* _Provided entries_

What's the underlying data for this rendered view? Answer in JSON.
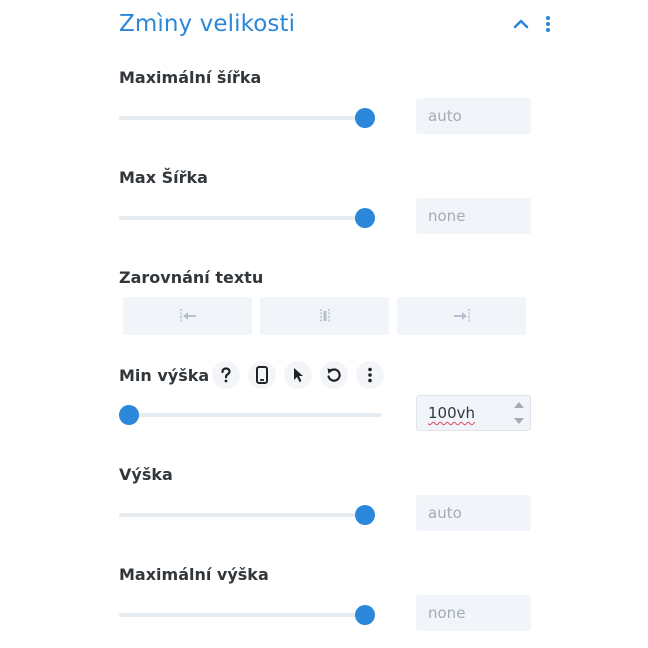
{
  "section": {
    "title": "Zmìny velikosti",
    "collapse_icon": "chevron-up-icon",
    "menu_icon": "kebab-menu-icon"
  },
  "fields": {
    "max_width_1": {
      "label": "Maximální šířka",
      "value": "auto",
      "slider_level": 1.0
    },
    "max_width_2": {
      "label": "Max Šířka",
      "value": "none",
      "slider_level": 1.0
    },
    "text_align": {
      "label": "Zarovnání textu",
      "options": [
        "align-left-icon",
        "align-center-icon",
        "align-right-icon"
      ]
    },
    "min_height": {
      "label": "Min výška",
      "value": "100vh",
      "slider_level": 0.0,
      "option_icons": [
        "help-icon",
        "responsive-phone-icon",
        "hover-cursor-icon",
        "reset-icon",
        "more-options-icon"
      ]
    },
    "height": {
      "label": "Výška",
      "value": "auto",
      "slider_level": 1.0
    },
    "max_height": {
      "label": "Maximální výška",
      "value": "none",
      "slider_level": 1.0
    }
  },
  "colors": {
    "accent": "#2b87da",
    "label": "#32373c",
    "placeholder": "#a3abb5",
    "field_bg": "#f1f5f9",
    "track": "#e6ebf0",
    "spellcheck": "#e0455a"
  }
}
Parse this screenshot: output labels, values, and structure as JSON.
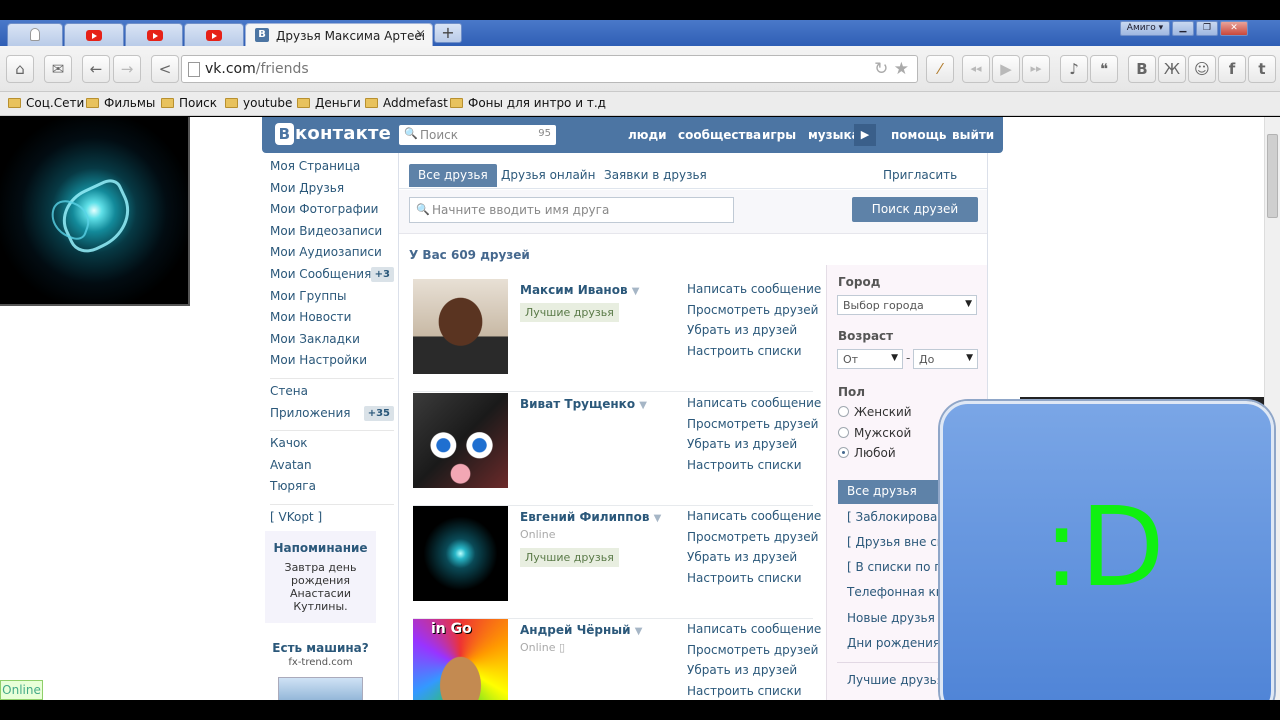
{
  "browser": {
    "tabs": [
      {
        "icon": "ghost-icon"
      },
      {
        "icon": "youtube-icon"
      },
      {
        "icon": "youtube-icon"
      },
      {
        "icon": "youtube-icon"
      },
      {
        "icon": "vk-icon",
        "title": "Друзья Максима Артеева |",
        "vk_letter": "В"
      }
    ],
    "tab_close": "×",
    "new_tab": "+",
    "profile_label": "Амиго ▾",
    "window_controls": {
      "minimize": "▁",
      "restore": "❐",
      "close": "✕"
    },
    "address": {
      "domain": "vk.com",
      "path": "/friends"
    },
    "toolbar_icons": [
      "home-icon",
      "mail-icon",
      "back-icon",
      "forward-icon",
      "share-icon",
      "reload-icon",
      "star-icon",
      "wand-icon",
      "rewind-icon",
      "play-icon",
      "fastforward-icon",
      "music-icon",
      "chat-icon",
      "vk-icon",
      "odnoklassniki-icon",
      "moimir-icon",
      "facebook-icon",
      "twitter-icon"
    ],
    "toolbar_glyphs": {
      "home": "⌂",
      "mail": "✉",
      "back": "←",
      "forward": "→",
      "share": "<",
      "reload": "↻",
      "star": "★",
      "wand": "⁄",
      "rewind": "◂◂",
      "play": "▶",
      "fastforward": "▸▸",
      "music": "♪",
      "chat": "❝",
      "vk": "B",
      "ok": "Ж",
      "mm": "☺",
      "fb": "f",
      "tw": "t"
    },
    "bookmarks": [
      "Соц.Сети",
      "Фильмы",
      "Поиск",
      "youtube",
      "Деньги",
      "Addmefast",
      "Фоны для интро и т.д"
    ]
  },
  "vk": {
    "logo_letter": "В",
    "logo_text": "контакте",
    "search_placeholder": "Поиск",
    "search_count": "95",
    "search_icon": "🔍",
    "nav": [
      "люди",
      "сообщества",
      "игры",
      "музыка",
      "помощь",
      "выйти"
    ],
    "play_glyph": "▶",
    "left_menu": [
      {
        "label": "Моя Страница"
      },
      {
        "label": "Мои Друзья"
      },
      {
        "label": "Мои Фотографии"
      },
      {
        "label": "Мои Видеозаписи"
      },
      {
        "label": "Мои Аудиозаписи"
      },
      {
        "label": "Мои Сообщения",
        "badge": "+3"
      },
      {
        "label": "Мои Группы"
      },
      {
        "label": "Мои Новости"
      },
      {
        "label": "Мои Закладки"
      },
      {
        "label": "Мои Настройки"
      }
    ],
    "left_menu_2": [
      {
        "label": "Стена"
      },
      {
        "label": "Приложения",
        "badge": "+35"
      }
    ],
    "left_menu_3": [
      {
        "label": "Качок"
      },
      {
        "label": "Avatan"
      },
      {
        "label": "Тюряга"
      }
    ],
    "vkopt": "[ VKopt ]",
    "reminder": {
      "title": "Напоминание",
      "body": "Завтра день рождения Анастасии Кутлины."
    },
    "ad": {
      "title": "Есть машина?",
      "site": "fx-trend.com"
    },
    "online": "Online",
    "tabs": [
      "Все друзья",
      "Друзья онлайн",
      "Заявки в друзья"
    ],
    "invite": "Пригласить друга",
    "friend_search_placeholder": "Начните вводить имя друга",
    "search_friends_button": "Поиск друзей",
    "friends_count": "У Вас 609 друзей",
    "friends": [
      {
        "name": "Максим Иванов",
        "status": "",
        "label": "Лучшие друзья"
      },
      {
        "name": "Виват Трущенко",
        "status": "",
        "label": ""
      },
      {
        "name": "Евгений Филиппов",
        "status": "Online",
        "label": "Лучшие друзья"
      },
      {
        "name": "Андрей Чёрный",
        "status": "Online",
        "label": ""
      }
    ],
    "friend_actions": [
      "Написать сообщение",
      "Просмотреть друзей",
      "Убрать из друзей",
      "Настроить списки"
    ],
    "filters": {
      "city_label": "Город",
      "city_placeholder": "Выбор города",
      "age_label": "Возраст",
      "age_from": "От",
      "age_to": "До",
      "age_dash": "-",
      "sex_label": "Пол",
      "sex_options": [
        "Женский",
        "Мужской",
        "Любой"
      ],
      "sex_selected": "Любой",
      "lists": [
        "Все друзья",
        "[ Заблокированные ]",
        "[ Друзья вне списков ]",
        "[ В списки по полу ]",
        "Телефонная книга",
        "Новые друзья",
        "Дни рождения",
        "Лучшие друзья"
      ]
    }
  },
  "overlay": {
    "text": ":D"
  }
}
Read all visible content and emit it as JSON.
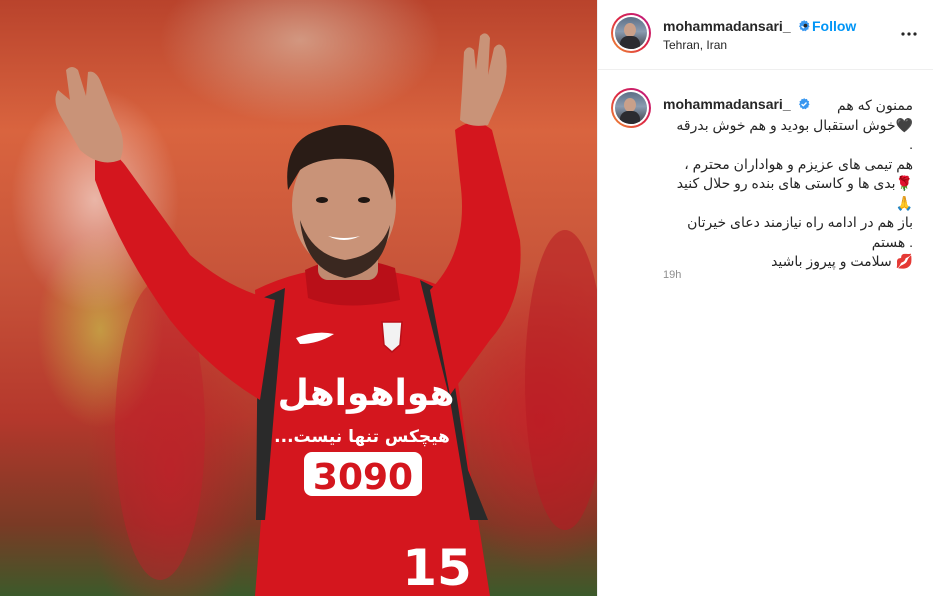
{
  "post": {
    "username": "mohammadansari_",
    "location": "Tehran, Iran",
    "follow_label": "Follow",
    "separator": "•",
    "timestamp": "19h"
  },
  "caption": {
    "lines": [
      "ممنون که هم",
      "🖤خوش استقبال بودید و هم خوش بدرقه",
      ".",
      "هم تیمی های عزیزم و هواداران محترم ،",
      "🌹بدی ها و کاستی های بنده رو حلال کنید",
      "🙏",
      "باز هم در ادامه راه نیازمند دعای خیرتان",
      ". هستم",
      "💋 سلامت و پیروز باشید"
    ]
  },
  "photo": {
    "sponsor_text": "هواهواهل",
    "slogan_text": "هیچکس تنها نیست...",
    "phone_text": "3090",
    "jersey_number": "15"
  },
  "colors": {
    "follow_blue": "#0095f6",
    "verified_blue": "#3897f0",
    "jersey_red": "#d4161e",
    "muted_gray": "#8e8e8e"
  },
  "icons": {
    "verified": "verified-badge-icon",
    "more": "more-options-icon"
  }
}
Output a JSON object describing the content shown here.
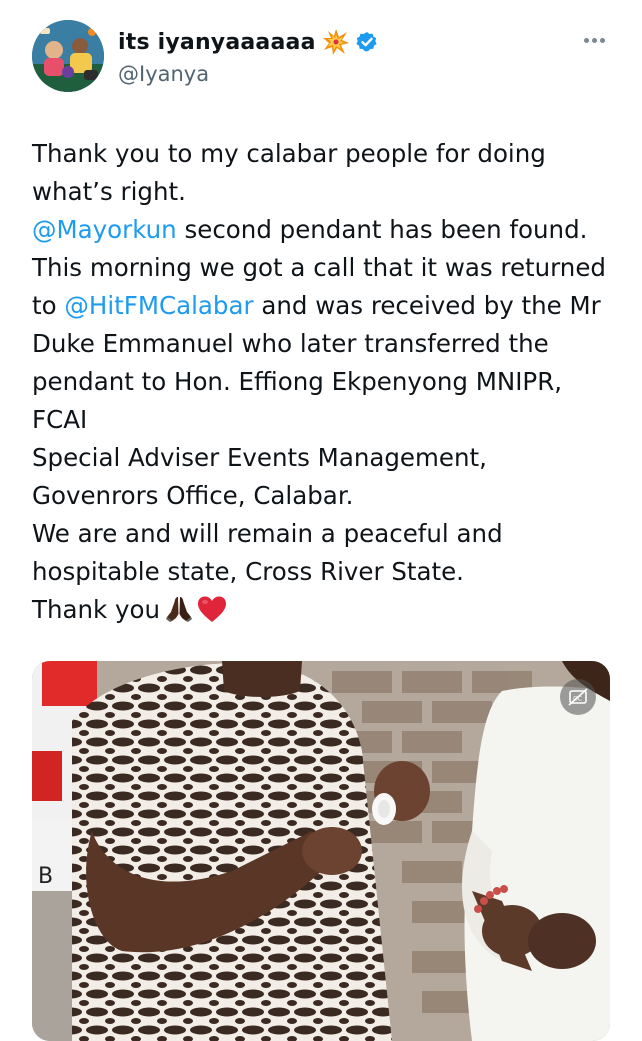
{
  "author": {
    "display_name": "its iyanyaaaaaa",
    "handle": "@Iyanya",
    "name_emoji_icon": "collision-burst-icon",
    "verified_icon": "verified-badge-icon",
    "verified_color": "#1d9bf0"
  },
  "header": {
    "more_icon": "more-options-icon"
  },
  "tweet": {
    "lines": [
      [
        "Thank you to my calabar people for doing"
      ],
      [
        "what’s right."
      ],
      [
        "@Mayorkun",
        " second pendant has been found."
      ],
      [
        "This morning we got a call that it was returned"
      ],
      [
        "to ",
        "@HitFMCalabar",
        " and was received by the Mr"
      ],
      [
        "Duke Emmanuel who later transferred the"
      ],
      [
        "pendant to Hon. Effiong Ekpenyong MNIPR,"
      ],
      [
        "FCAI"
      ],
      [
        "Special Adviser Events Management,"
      ],
      [
        "Govenrors Office, Calabar."
      ],
      [
        "We are and will remain a peaceful and"
      ],
      [
        "hospitable state, Cross River State."
      ],
      [
        "Thank you"
      ]
    ],
    "mentions": [
      "@Mayorkun",
      "@HitFMCalabar"
    ],
    "trailing_emoji_icons": [
      "folded-hands-icon",
      "red-heart-icon"
    ],
    "mention_color": "#1d9bf0"
  },
  "media": {
    "type": "video",
    "captions_icon": "closed-captions-icon",
    "background_sign_text": "B"
  }
}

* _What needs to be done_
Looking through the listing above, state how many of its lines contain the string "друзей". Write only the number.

* _Reply to the exercise_
4